              hostnames  by default. This option causes rpc.mountd to perform a reverse lookup on
              each IP address and return  that  hostname  instead.   Enabling  this  can  have  a
              substantial negative effect on performance in some situations.

       -t N or --num-threads=N
              This  option  specifies  the  number of worker threads that rpc.mountd spawns.  The
              default is 1 thread, which is probably  enough.   More  threads  are  usually  only
              needed  for NFS servers which need to handle mount storms of hundreds of NFS mounts
              in a few seconds, or when your DNS server is slow or unreliable.

       -V  or  --nfs-version
              This option can be used to request that rpc.mountd offer certain versions  of  NFS.
              The  current  version  of  rpc.mountd  can support both NFS version 2 and the newer
              version 3.

       -v  or  --version
              Print the version of rpc.mountd and exit.
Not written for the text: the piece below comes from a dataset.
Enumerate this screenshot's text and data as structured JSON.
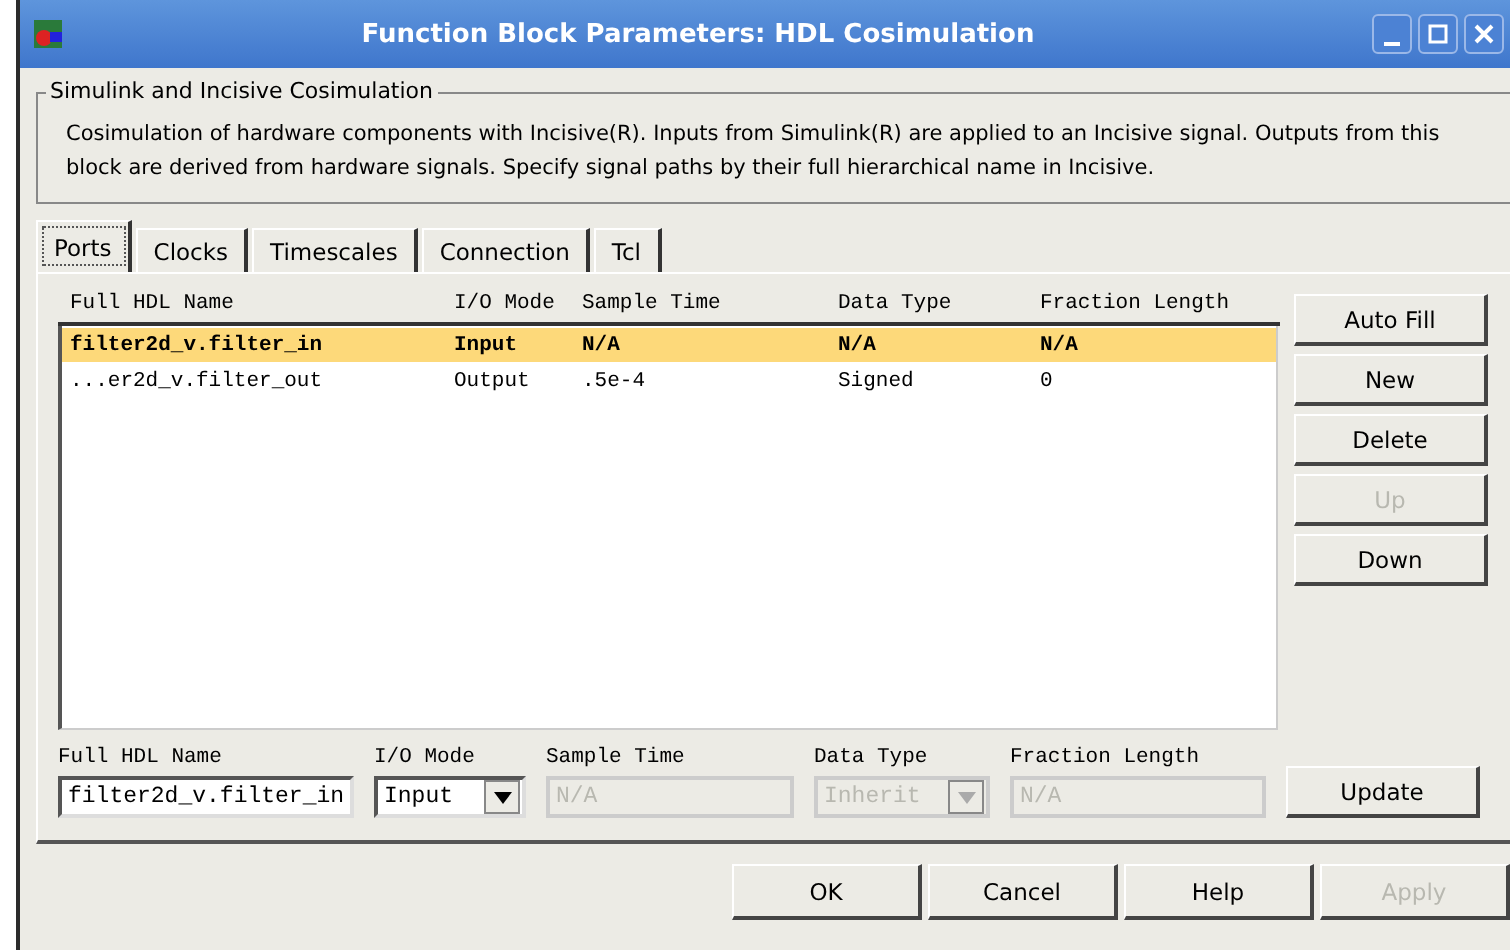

       -g  or  --manage-gids
              Accept requests from the kernel to map user id numbers  into   lists  of  group  id
              numbers for use in access control.  An NFS request will normally (except when using
              Kerberos or other cryptographic authentication) contains a user-id and  a  list  of
              group-ids.   Due  to a limitation in the NFS protocol, at most 16 groups ids can be
              listed.  If you use the -g flag, then the list  of  group  ids  received  from  the
              client  will be replaced by a list of group ids determined by an appropriate lookup
              on the server. Note that the 'primary' group id  is  not  affected  so  a  newgroup
              command  on  the  client  will  still be effective.  This function requires a Linux
              Kernel with version at least 2.6.21.

TCP_WRAPPERS SUPPORT
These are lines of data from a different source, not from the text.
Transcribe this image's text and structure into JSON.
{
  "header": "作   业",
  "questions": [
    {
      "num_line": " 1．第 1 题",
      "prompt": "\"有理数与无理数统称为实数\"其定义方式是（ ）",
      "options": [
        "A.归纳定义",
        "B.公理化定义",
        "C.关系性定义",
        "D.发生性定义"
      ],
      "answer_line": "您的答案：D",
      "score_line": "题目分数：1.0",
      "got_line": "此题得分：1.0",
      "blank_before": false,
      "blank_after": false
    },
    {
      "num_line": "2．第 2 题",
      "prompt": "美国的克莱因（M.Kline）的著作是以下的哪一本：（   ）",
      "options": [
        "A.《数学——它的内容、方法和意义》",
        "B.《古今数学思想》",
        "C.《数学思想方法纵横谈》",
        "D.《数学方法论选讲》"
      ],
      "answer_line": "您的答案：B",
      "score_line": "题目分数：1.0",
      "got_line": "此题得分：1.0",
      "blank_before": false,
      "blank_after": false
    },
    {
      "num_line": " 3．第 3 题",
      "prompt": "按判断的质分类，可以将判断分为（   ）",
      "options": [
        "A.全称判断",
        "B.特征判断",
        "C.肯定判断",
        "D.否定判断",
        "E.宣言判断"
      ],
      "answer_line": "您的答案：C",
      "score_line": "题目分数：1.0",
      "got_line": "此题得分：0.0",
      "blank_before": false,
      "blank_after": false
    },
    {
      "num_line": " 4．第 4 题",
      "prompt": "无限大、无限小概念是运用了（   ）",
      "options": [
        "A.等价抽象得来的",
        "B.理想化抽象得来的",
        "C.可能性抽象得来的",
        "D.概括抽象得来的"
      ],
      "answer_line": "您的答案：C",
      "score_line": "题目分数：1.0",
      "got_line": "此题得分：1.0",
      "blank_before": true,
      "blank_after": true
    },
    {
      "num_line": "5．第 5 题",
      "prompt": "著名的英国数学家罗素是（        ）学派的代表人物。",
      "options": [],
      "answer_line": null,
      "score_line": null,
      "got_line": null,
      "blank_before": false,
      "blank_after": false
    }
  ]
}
       You can protect your rpc.mountd listeners using the tcp_wrapper library or iptables(8).

       Note that the tcp_wrapper library supports only IPv4 networking.

       Add the hostnames of NFS peers that are allowed to access rpc.mountd to  /etc/hosts.allow.
       Use the daemon name mountd even if the rpc.mountd binary has a different name.

       Hostnames used in either access file will be ignored when they can not be resolved into IP
       addresses.  For further information see the tcpd(8) and hosts_access(5) man pages.

   IPv6 and TI-RPC support
       TI-RPC is a pre-requisite for supporting NFS on IPv6.  If TI-RPC  support  is  built  into
       rpc.mountd,  it  attempts  to  start  listeners  on network transports marked 'visible' in
       /etc/netconfig.  As long as at least one network transport listener  starts  successfully,
       rpc.mountd will operate.

FILES

       /etc/exports             input  file  for  exportfs,  listing exports, export options, and
                                access control lists

       /var/lib/nfs/rmtab       table of clients accessing server's exports

SEE ALSO

       exportfs(8),  exports(5),  showmount(8),  rpc.nfsd(8),  rpc.rquotad(8),  nfs(5),  tcpd(8),
       hosts_access(5), iptables(8), netconfig(5)

       RFC 1094 - "NFS: Network File System Protocol Specification"
       RFC 1813 - "NFS Version 3 Protocol Specification"

AUTHOR

       Olaf Kirch, H. J. Lu, G. Allan Morris III, and a host of others.

                                           31 Dec 2009                              rpc.mountd(8)